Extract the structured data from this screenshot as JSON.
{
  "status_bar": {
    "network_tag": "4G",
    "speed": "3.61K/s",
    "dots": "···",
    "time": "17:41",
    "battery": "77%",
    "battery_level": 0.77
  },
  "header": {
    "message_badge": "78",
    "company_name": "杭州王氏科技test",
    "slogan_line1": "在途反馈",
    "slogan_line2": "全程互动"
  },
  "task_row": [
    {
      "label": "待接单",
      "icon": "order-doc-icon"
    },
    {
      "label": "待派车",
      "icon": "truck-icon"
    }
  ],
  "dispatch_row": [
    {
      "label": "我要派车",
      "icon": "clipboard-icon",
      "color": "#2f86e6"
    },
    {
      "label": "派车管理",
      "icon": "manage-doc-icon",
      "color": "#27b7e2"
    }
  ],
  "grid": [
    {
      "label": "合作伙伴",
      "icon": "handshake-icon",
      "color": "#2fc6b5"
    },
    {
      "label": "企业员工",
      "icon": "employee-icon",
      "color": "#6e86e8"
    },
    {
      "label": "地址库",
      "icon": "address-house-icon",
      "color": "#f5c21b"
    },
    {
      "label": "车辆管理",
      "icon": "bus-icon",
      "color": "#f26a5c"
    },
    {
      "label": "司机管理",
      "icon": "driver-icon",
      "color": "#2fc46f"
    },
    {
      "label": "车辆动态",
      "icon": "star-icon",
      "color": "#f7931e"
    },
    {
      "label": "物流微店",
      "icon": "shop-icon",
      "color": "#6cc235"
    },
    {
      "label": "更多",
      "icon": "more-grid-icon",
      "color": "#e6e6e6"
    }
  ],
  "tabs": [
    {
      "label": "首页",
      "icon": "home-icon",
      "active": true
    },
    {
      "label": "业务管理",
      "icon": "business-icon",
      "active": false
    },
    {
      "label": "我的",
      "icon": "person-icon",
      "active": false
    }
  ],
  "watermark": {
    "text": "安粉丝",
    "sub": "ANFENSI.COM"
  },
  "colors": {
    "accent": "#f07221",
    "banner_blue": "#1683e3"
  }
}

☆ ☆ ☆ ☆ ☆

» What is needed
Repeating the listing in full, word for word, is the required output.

» Exercise answer
Extract the structured data from this screenshot as JSON.
{
  "status_bar": {
    "network_tag": "4G",
    "speed": "3.61K/s",
    "dots": "···",
    "time": "17:41",
    "battery": "77%",
    "battery_level": 0.77
  },
  "header": {
    "message_badge": "78",
    "company_name": "杭州王氏科技test",
    "slogan_line1": "在途反馈",
    "slogan_line2": "全程互动"
  },
  "task_row": [
    {
      "label": "待接单",
      "icon": "order-doc-icon"
    },
    {
      "label": "待派车",
      "icon": "truck-icon"
    }
  ],
  "dispatch_row": [
    {
      "label": "我要派车",
      "icon": "clipboard-icon",
      "color": "#2f86e6"
    },
    {
      "label": "派车管理",
      "icon": "manage-doc-icon",
      "color": "#27b7e2"
    }
  ],
  "grid": [
    {
      "label": "合作伙伴",
      "icon": "handshake-icon",
      "color": "#2fc6b5"
    },
    {
      "label": "企业员工",
      "icon": "employee-icon",
      "color": "#6e86e8"
    },
    {
      "label": "地址库",
      "icon": "address-house-icon",
      "color": "#f5c21b"
    },
    {
      "label": "车辆管理",
      "icon": "bus-icon",
      "color": "#f26a5c"
    },
    {
      "label": "司机管理",
      "icon": "driver-icon",
      "color": "#2fc46f"
    },
    {
      "label": "车辆动态",
      "icon": "star-icon",
      "color": "#f7931e"
    },
    {
      "label": "物流微店",
      "icon": "shop-icon",
      "color": "#6cc235"
    },
    {
      "label": "更多",
      "icon": "more-grid-icon",
      "color": "#e6e6e6"
    }
  ],
  "tabs": [
    {
      "label": "首页",
      "icon": "home-icon",
      "active": true
    },
    {
      "label": "业务管理",
      "icon": "business-icon",
      "active": false
    },
    {
      "label": "我的",
      "icon": "person-icon",
      "active": false
    }
  ],
  "watermark": {
    "text": "安粉丝",
    "sub": "ANFENSI.COM"
  },
  "colors": {
    "accent": "#f07221",
    "banner_blue": "#1683e3"
  }
}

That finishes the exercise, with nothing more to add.